No one but Ed Lawler knew or cared about what was buried under the women's restroom at Sixth and Market Streets. But then his article, The President's House in Philadelphia: The Rediscovery of a Lost Landmark, hit the streets. It wasn't really news that two presidents lived a block from Independence Hall when Philadelphia was the nation's capital. But this was news: George and Martha had brought nine of their enslaved Africans from Mount Vernon to a city where slavery was outlawed â€“and found a loophole to keep them there.
Then, irony of ironies, the national park named "Independence" unknowingly planned a new home for the Liberty Bell on that very spot. Visitors would walk right over the place where the Washingtons quartered enslaved Africans. Scholarly findings don't make the news every day, but this did. On Sunday, March 24, 2002 the Philadelphia Inquirer ran this headline across the top of page one: Echoes of slavery at Liberty Bell site.
This spot, now considered sacred ground for its history and memory (if not for its inherent conflict and irony) is mandated by Congress "to appropriately commemorate" these stories.
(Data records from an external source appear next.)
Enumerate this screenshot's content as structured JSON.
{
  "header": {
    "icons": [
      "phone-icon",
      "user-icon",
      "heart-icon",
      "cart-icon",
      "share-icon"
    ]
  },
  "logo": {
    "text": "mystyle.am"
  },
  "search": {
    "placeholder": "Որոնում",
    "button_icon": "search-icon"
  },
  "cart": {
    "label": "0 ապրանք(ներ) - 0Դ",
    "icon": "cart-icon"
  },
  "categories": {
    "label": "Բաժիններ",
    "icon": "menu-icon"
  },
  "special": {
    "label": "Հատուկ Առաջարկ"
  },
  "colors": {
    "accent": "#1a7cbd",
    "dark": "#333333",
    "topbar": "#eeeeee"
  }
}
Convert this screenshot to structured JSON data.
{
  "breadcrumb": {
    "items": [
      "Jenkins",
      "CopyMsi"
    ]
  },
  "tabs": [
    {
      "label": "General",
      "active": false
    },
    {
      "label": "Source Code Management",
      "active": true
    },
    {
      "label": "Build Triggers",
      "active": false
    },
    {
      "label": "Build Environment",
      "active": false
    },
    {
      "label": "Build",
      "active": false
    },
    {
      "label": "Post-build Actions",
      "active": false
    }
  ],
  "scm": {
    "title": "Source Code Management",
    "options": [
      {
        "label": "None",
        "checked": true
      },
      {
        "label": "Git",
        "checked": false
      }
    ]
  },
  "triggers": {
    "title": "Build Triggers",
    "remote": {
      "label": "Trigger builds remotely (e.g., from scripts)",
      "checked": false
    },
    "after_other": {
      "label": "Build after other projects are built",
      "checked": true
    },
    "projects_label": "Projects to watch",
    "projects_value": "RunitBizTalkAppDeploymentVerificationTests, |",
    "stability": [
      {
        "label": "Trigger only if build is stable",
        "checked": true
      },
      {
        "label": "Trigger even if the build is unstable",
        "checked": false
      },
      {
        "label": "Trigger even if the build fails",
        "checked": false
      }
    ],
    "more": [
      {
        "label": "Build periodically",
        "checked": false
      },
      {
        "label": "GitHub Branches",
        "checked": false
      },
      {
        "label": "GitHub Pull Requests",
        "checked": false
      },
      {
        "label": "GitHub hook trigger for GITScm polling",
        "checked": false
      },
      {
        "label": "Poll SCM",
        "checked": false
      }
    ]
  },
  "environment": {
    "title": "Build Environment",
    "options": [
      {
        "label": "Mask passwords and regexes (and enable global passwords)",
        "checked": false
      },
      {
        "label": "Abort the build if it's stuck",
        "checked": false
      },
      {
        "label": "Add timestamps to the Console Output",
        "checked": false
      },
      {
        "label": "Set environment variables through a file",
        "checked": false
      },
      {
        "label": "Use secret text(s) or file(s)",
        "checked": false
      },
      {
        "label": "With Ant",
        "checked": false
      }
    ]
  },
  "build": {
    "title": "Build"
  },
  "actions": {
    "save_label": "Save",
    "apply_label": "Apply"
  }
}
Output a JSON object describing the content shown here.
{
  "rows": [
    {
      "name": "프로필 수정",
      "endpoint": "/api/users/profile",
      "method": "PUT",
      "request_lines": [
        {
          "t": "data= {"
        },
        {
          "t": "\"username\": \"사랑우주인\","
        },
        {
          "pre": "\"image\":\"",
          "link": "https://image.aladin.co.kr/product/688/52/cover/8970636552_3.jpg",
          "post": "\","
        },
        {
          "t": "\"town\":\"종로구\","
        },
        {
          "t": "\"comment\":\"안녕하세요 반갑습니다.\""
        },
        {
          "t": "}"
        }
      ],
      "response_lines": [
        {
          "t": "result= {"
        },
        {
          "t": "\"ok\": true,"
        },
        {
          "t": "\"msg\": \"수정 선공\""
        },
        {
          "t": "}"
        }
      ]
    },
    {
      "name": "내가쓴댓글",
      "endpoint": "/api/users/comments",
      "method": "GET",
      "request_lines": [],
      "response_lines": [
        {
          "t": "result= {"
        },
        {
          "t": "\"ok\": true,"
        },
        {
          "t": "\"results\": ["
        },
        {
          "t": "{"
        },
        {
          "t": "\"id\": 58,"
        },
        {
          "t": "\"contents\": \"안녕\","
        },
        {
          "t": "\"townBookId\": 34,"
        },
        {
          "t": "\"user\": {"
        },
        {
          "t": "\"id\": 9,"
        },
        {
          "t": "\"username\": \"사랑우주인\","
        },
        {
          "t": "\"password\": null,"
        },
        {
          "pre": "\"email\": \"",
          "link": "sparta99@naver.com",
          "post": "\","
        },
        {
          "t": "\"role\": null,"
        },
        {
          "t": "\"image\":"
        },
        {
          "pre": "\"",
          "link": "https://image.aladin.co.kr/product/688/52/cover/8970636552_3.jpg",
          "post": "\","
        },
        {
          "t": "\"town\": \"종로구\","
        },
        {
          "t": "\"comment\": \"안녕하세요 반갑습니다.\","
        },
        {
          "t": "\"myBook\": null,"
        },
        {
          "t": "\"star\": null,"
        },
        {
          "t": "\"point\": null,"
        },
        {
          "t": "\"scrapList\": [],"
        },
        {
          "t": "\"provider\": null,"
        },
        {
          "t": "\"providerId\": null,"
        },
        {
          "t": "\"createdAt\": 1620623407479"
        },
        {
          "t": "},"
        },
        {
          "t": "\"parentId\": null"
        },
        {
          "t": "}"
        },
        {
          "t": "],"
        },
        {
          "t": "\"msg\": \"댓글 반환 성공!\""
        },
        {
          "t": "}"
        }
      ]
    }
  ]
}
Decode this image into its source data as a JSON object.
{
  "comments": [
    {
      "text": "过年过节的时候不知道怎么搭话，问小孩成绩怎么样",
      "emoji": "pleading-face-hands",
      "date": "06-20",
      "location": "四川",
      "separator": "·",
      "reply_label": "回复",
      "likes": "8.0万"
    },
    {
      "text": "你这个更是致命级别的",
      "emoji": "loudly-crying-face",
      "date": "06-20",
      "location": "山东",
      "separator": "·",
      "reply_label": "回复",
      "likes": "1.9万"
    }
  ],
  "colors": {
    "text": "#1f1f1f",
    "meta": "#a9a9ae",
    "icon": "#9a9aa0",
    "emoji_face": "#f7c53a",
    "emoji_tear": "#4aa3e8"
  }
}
Is the proposed interpretation appropriate? Through May 3rd, panels for the outdoor site are on view at the Independence Visitor Center at 6th and Market. They can also be viewed at the President's House website.
Apparently, there's much to say about the subject and the commemoration seems unable to accomplish its task succinctly. In all, 10 panels in an open-air plan (seen here) are weighed down with 5,600 words. That's 1,150 more than the U.S. Constitution; it's 20 times longer than the Gettysburg Address. In his landmark speech on race at the nearby National Constitution Center, Obama used 750 fewer words.
The first panel begins with an book-like apology: History is not neat. It is complicated and messy. It is about people, places and events which have both admirable and deplorable attributes." Four panels average nearly 1,000 words each, pummeling visitors with facts, narratives and timelines. (The wordiest one is illustrated here — click to enlarge).
Visitors who take on this text will be at it for more than half an hour. But visitors are visitors. If the sheer density of text doesn't do them in on a pleasant day, what will it do for them when the weather isn't cooperating? The stories have their advocates, but who's looking out for the visitor?
This is supposed to be a commemoration, not a book chapter. Visitors who make through the first nine panels (and the five wall-mounted videos that have not yet been produced) will arrive exhausted at the tenth. Here are words that need to be said: "We dedicate this space to the memory of nine people of African descent who were brought to this house by George and Martha Washington. They were known as Austin, Christopher Sheels, Giles, Hercules, Joe, Moll, Oney Judge, Paris, and Richmond. We commemorate their lives as well as those whose names and lives remain unknown to us." (You can read the entire panel here.) That's 262 words. How many more are really necessary?
What do you think? Post comments here, or download the official comment form and send it in. Be succinct if you do have something to say. Otherwise, you're sure to lose your audience.
Pictures courtesy of ushistory.org